***** Supplied material *****

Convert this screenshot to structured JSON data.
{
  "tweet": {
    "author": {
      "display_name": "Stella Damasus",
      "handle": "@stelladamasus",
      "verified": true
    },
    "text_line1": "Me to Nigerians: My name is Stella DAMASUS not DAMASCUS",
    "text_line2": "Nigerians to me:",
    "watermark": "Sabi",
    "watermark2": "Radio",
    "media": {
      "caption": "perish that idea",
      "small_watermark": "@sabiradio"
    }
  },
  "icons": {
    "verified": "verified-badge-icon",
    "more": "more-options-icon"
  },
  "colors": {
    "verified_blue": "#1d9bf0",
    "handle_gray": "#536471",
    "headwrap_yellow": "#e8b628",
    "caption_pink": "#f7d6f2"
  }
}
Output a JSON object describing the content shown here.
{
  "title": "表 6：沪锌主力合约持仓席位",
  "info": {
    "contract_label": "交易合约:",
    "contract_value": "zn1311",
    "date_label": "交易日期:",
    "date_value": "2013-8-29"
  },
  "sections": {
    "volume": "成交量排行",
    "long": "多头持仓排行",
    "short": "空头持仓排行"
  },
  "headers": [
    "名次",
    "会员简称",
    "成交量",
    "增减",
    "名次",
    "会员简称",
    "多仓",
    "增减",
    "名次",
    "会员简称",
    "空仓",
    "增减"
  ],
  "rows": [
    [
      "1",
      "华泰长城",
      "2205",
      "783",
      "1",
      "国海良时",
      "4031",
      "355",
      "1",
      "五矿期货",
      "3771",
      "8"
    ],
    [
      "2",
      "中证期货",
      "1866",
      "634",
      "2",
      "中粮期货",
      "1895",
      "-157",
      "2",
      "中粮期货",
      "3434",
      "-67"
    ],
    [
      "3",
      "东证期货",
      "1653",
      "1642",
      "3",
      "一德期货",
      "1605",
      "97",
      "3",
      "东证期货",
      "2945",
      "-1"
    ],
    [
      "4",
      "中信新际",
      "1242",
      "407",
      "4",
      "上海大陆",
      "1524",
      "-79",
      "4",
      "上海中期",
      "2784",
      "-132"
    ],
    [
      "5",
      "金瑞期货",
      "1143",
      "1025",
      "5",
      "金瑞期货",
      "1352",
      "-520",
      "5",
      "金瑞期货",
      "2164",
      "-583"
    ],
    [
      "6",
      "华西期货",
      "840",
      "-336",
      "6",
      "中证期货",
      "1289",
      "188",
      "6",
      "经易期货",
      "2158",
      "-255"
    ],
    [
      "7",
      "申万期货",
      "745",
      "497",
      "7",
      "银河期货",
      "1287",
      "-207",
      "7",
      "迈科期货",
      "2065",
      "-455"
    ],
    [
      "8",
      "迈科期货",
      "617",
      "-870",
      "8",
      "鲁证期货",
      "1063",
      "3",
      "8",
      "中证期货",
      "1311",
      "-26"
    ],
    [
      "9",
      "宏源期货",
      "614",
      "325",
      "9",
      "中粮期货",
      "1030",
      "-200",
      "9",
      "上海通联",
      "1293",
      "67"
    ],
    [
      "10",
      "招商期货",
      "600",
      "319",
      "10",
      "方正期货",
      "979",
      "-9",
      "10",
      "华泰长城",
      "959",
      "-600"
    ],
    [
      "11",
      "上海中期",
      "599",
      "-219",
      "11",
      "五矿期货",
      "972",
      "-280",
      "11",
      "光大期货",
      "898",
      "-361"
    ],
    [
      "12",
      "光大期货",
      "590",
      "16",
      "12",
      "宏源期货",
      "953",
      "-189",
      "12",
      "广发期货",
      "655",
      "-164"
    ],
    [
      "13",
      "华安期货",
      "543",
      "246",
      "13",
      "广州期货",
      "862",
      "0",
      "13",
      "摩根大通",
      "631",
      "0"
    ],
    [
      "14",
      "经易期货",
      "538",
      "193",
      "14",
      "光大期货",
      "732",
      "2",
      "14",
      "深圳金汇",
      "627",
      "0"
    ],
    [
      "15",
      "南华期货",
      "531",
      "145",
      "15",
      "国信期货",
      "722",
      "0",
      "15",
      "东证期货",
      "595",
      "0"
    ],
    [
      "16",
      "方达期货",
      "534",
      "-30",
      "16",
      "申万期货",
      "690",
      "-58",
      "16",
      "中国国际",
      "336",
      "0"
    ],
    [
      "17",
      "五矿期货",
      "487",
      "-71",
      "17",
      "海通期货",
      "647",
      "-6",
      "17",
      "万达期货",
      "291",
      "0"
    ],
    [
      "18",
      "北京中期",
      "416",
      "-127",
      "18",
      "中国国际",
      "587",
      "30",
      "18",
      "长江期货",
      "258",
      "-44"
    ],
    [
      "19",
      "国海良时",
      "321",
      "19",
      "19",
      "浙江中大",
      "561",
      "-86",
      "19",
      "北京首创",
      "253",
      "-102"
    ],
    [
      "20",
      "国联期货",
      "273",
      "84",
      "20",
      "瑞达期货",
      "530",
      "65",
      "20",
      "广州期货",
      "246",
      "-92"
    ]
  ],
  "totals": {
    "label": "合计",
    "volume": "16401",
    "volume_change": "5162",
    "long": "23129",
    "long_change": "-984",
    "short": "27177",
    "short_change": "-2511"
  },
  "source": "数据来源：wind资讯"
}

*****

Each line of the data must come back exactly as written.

Convert this screenshot to structured JSON data.
{
  "tweet": {
    "author": {
      "display_name": "Stella Damasus",
      "handle": "@stelladamasus",
      "verified": true
    },
    "text_line1": "Me to Nigerians: My name is Stella DAMASUS not DAMASCUS",
    "text_line2": "Nigerians to me:",
    "watermark": "Sabi",
    "watermark2": "Radio",
    "media": {
      "caption": "perish that idea",
      "small_watermark": "@sabiradio"
    }
  },
  "icons": {
    "verified": "verified-badge-icon",
    "more": "more-options-icon"
  },
  "colors": {
    "verified_blue": "#1d9bf0",
    "handle_gray": "#536471",
    "headwrap_yellow": "#e8b628",
    "caption_pink": "#f7d6f2"
  }
}
Output a JSON object describing the content shown here.
{
  "title": "表 6：沪锌主力合约持仓席位",
  "info": {
    "contract_label": "交易合约:",
    "contract_value": "zn1311",
    "date_label": "交易日期:",
    "date_value": "2013-8-29"
  },
  "sections": {
    "volume": "成交量排行",
    "long": "多头持仓排行",
    "short": "空头持仓排行"
  },
  "headers": [
    "名次",
    "会员简称",
    "成交量",
    "增减",
    "名次",
    "会员简称",
    "多仓",
    "增减",
    "名次",
    "会员简称",
    "空仓",
    "增减"
  ],
  "rows": [
    [
      "1",
      "华泰长城",
      "2205",
      "783",
      "1",
      "国海良时",
      "4031",
      "355",
      "1",
      "五矿期货",
      "3771",
      "8"
    ],
    [
      "2",
      "中证期货",
      "1866",
      "634",
      "2",
      "中粮期货",
      "1895",
      "-157",
      "2",
      "中粮期货",
      "3434",
      "-67"
    ],
    [
      "3",
      "东证期货",
      "1653",
      "1642",
      "3",
      "一德期货",
      "1605",
      "97",
      "3",
      "东证期货",
      "2945",
      "-1"
    ],
    [
      "4",
      "中信新际",
      "1242",
      "407",
      "4",
      "上海大陆",
      "1524",
      "-79",
      "4",
      "上海中期",
      "2784",
      "-132"
    ],
    [
      "5",
      "金瑞期货",
      "1143",
      "1025",
      "5",
      "金瑞期货",
      "1352",
      "-520",
      "5",
      "金瑞期货",
      "2164",
      "-583"
    ],
    [
      "6",
      "华西期货",
      "840",
      "-336",
      "6",
      "中证期货",
      "1289",
      "188",
      "6",
      "经易期货",
      "2158",
      "-255"
    ],
    [
      "7",
      "申万期货",
      "745",
      "497",
      "7",
      "银河期货",
      "1287",
      "-207",
      "7",
      "迈科期货",
      "2065",
      "-455"
    ],
    [
      "8",
      "迈科期货",
      "617",
      "-870",
      "8",
      "鲁证期货",
      "1063",
      "3",
      "8",
      "中证期货",
      "1311",
      "-26"
    ],
    [
      "9",
      "宏源期货",
      "614",
      "325",
      "9",
      "中粮期货",
      "1030",
      "-200",
      "9",
      "上海通联",
      "1293",
      "67"
    ],
    [
      "10",
      "招商期货",
      "600",
      "319",
      "10",
      "方正期货",
      "979",
      "-9",
      "10",
      "华泰长城",
      "959",
      "-600"
    ],
    [
      "11",
      "上海中期",
      "599",
      "-219",
      "11",
      "五矿期货",
      "972",
      "-280",
      "11",
      "光大期货",
      "898",
      "-361"
    ],
    [
      "12",
      "光大期货",
      "590",
      "16",
      "12",
      "宏源期货",
      "953",
      "-189",
      "12",
      "广发期货",
      "655",
      "-164"
    ],
    [
      "13",
      "华安期货",
      "543",
      "246",
      "13",
      "广州期货",
      "862",
      "0",
      "13",
      "摩根大通",
      "631",
      "0"
    ],
    [
      "14",
      "经易期货",
      "538",
      "193",
      "14",
      "光大期货",
      "732",
      "2",
      "14",
      "深圳金汇",
      "627",
      "0"
    ],
    [
      "15",
      "南华期货",
      "531",
      "145",
      "15",
      "国信期货",
      "722",
      "0",
      "15",
      "东证期货",
      "595",
      "0"
    ],
    [
      "16",
      "方达期货",
      "534",
      "-30",
      "16",
      "申万期货",
      "690",
      "-58",
      "16",
      "中国国际",
      "336",
      "0"
    ],
    [
      "17",
      "五矿期货",
      "487",
      "-71",
      "17",
      "海通期货",
      "647",
      "-6",
      "17",
      "万达期货",
      "291",
      "0"
    ],
    [
      "18",
      "北京中期",
      "416",
      "-127",
      "18",
      "中国国际",
      "587",
      "30",
      "18",
      "长江期货",
      "258",
      "-44"
    ],
    [
      "19",
      "国海良时",
      "321",
      "19",
      "19",
      "浙江中大",
      "561",
      "-86",
      "19",
      "北京首创",
      "253",
      "-102"
    ],
    [
      "20",
      "国联期货",
      "273",
      "84",
      "20",
      "瑞达期货",
      "530",
      "65",
      "20",
      "广州期货",
      "246",
      "-92"
    ]
  ],
  "totals": {
    "label": "合计",
    "volume": "16401",
    "volume_change": "5162",
    "long": "23129",
    "long_change": "-984",
    "short": "27177",
    "short_change": "-2511"
  },
  "source": "数据来源：wind资讯"
}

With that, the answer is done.